All Together Now is concerned about the proposed racial vilification laws which the government released yesterday.
We believe this draft falls short of balancing freedom from racial vilification with freedom of speech. Currently the Racial Discrimination Act — which has been an effective piece of legislation for nearly 20 years — balances these two freedoms under Section 18C and 18D. Yet the new proposal grants too much freedom for people to offend, insult, or humiliate people on the basis of their race. It will severely weaken protection from racial discrimination which particularly affects Aboriginal and Torres Strait Islander peoples and people from culturally and linguistically diverse backgrounds.

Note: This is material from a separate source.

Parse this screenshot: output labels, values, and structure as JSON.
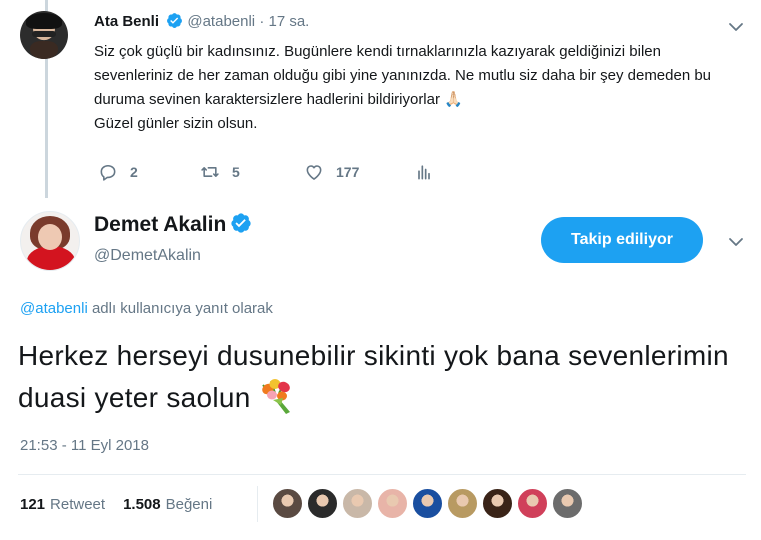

We are particularly concerned that section 2(b) of the proposal focuses on physical harm while ignoring the psychological damage that many targets of racism experience. Australian research has found that a range of health problems including high blood pressure and heart disease, depression, anxiety, low birth rate and premature birth can all be caused directly by people’s personal experiences of racism.
By focussing on physical harm, sections 1 and 2 of the proposal ignores the fact that the most common types of racism experienced in Australia are racist talk and exclusion on the basis of race, ethnicity or cultural background according to the ongoing Challenging Racism research project.
Finally, the new proposal “does not apply to words, sounds, images or writing spoken, broadcast, published or otherwise communicated in the course of participating in the public discussion of any political, social, cultural, religious, artistic, academic or scientific matter.” Given these very broad exemptions, we are left asking in what circumstance racial vilification or intimidation would be unlawful.
As we stated last week, the Challenging Racism project announced new research findings that nearly 80% of Australians support the current laws against racial vilification. 2,100 respondents were asked whether it should be unlawful to humiliate, insult, offend or intimidate someone according to their race, with the results showing:
- Offend – 66% of participants agreed or strongly agreed it should be unlawful
- Insult – 72% of participants agreed or strongly agreed it should be unlawful
- Humiliate – 74% of participants agreed or strongly agreed it should be unlawful
- Intimidate – 79% of participants agreed or strongly agreed it should be unlawful
All Together Now will continue to analyse the draft Bill in more detail to fully consider its potential impacts. We strongly encourage individuals and organisations concerned about this proposal to make a Submission before 30 April. Diversity is one of Australia’s strengths, and we pride ourselves on the success of multiculturalism in this country. Lets not forget the Racial Discrimination Act as it currently stands has been an important foundation for this success and this is why it is key for such protections to remain.